──────── Input records

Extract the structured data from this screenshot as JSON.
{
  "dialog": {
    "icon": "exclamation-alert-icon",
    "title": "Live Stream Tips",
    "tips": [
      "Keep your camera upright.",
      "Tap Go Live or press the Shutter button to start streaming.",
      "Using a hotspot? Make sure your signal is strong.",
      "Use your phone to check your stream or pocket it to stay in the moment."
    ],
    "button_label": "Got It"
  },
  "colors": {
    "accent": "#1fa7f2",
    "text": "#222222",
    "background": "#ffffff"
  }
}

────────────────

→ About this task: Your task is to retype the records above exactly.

→ Your response:
Extract the structured data from this screenshot as JSON.
{
  "dialog": {
    "icon": "exclamation-alert-icon",
    "title": "Live Stream Tips",
    "tips": [
      "Keep your camera upright.",
      "Tap Go Live or press the Shutter button to start streaming.",
      "Using a hotspot? Make sure your signal is strong.",
      "Use your phone to check your stream or pocket it to stay in the moment."
    ],
    "button_label": "Got It"
  },
  "colors": {
    "accent": "#1fa7f2",
    "text": "#222222",
    "background": "#ffffff"
  }
}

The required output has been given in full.